::: Dataset records

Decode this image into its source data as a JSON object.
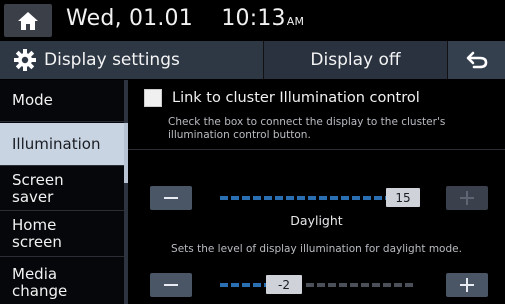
{
  "status_bar": {
    "date": "Wed, 01.01",
    "time": "10:13",
    "ampm": "AM"
  },
  "title_bar": {
    "title": "Display settings",
    "display_off_label": "Display off",
    "gear_icon": "gear-icon",
    "back_icon": "back-arrow-icon"
  },
  "sidebar": {
    "items": [
      {
        "label": "Mode"
      },
      {
        "label": "Illumination",
        "selected": true
      },
      {
        "label": "Screen\nsaver"
      },
      {
        "label": "Home\nscreen"
      },
      {
        "label": "Media\nchange"
      }
    ]
  },
  "content": {
    "link_checkbox_label": "Link to cluster Illumination control",
    "link_checkbox_checked": false,
    "link_description": "Check the box to connect the display to the cluster's illumination control button.",
    "daylight_slider": {
      "value": "15",
      "label": "Daylight",
      "fraction": 1.0
    },
    "slider_description": "Sets the level of display illumination for daylight mode.",
    "night_slider": {
      "value": "-2",
      "fraction": 0.45
    }
  },
  "colors": {
    "accent_blue": "#2b6fb3",
    "selected_item_bg": "#c9d4e3",
    "title_bar_bg": "#2e3744"
  }
}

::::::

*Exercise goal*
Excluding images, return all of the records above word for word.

*Problem solution*
Decode this image into its source data as a JSON object.
{
  "status_bar": {
    "date": "Wed, 01.01",
    "time": "10:13",
    "ampm": "AM"
  },
  "title_bar": {
    "title": "Display settings",
    "display_off_label": "Display off",
    "gear_icon": "gear-icon",
    "back_icon": "back-arrow-icon"
  },
  "sidebar": {
    "items": [
      {
        "label": "Mode"
      },
      {
        "label": "Illumination",
        "selected": true
      },
      {
        "label": "Screen\nsaver"
      },
      {
        "label": "Home\nscreen"
      },
      {
        "label": "Media\nchange"
      }
    ]
  },
  "content": {
    "link_checkbox_label": "Link to cluster Illumination control",
    "link_checkbox_checked": false,
    "link_description": "Check the box to connect the display to the cluster's illumination control button.",
    "daylight_slider": {
      "value": "15",
      "label": "Daylight",
      "fraction": 1.0
    },
    "slider_description": "Sets the level of display illumination for daylight mode.",
    "night_slider": {
      "value": "-2",
      "fraction": 0.45
    }
  },
  "colors": {
    "accent_blue": "#2b6fb3",
    "selected_item_bg": "#c9d4e3",
    "title_bar_bg": "#2e3744"
  }
}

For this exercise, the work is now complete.